[PROVIDED ENTRIES — start]

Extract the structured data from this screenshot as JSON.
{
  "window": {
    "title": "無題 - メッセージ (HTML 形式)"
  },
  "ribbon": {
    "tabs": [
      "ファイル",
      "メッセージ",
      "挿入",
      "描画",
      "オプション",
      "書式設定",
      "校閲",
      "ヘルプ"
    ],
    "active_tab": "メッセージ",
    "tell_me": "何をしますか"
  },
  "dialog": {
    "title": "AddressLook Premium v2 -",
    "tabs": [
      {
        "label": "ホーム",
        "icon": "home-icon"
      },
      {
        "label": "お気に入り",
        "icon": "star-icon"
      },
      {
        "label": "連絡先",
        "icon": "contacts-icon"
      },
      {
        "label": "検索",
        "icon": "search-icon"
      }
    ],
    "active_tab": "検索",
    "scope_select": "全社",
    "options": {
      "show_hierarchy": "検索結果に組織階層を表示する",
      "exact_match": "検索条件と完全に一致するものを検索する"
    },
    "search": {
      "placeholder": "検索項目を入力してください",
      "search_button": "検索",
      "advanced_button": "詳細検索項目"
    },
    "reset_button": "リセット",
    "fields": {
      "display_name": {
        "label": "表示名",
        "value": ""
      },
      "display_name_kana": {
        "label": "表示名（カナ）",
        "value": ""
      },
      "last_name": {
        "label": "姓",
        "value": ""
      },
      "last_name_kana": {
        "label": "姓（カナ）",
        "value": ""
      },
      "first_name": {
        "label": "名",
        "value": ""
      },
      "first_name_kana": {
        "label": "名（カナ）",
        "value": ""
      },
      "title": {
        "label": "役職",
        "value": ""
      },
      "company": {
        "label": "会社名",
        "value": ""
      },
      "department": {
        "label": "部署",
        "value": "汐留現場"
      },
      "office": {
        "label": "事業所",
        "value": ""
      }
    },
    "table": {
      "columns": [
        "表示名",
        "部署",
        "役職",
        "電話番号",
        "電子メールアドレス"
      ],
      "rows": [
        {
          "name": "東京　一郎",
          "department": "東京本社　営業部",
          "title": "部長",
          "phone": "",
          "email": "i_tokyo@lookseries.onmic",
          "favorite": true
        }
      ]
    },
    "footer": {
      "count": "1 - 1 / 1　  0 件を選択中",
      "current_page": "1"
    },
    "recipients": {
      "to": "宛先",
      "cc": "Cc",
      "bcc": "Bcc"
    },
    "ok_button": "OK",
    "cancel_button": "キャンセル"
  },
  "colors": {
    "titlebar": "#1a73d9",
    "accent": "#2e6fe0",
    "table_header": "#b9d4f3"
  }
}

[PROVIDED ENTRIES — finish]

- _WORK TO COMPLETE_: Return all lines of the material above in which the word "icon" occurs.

- _REPLY TO THE TASK_:
        "icon": "home-icon"
        "icon": "star-icon"
        "icon": "contacts-icon"
        "icon": "search-icon"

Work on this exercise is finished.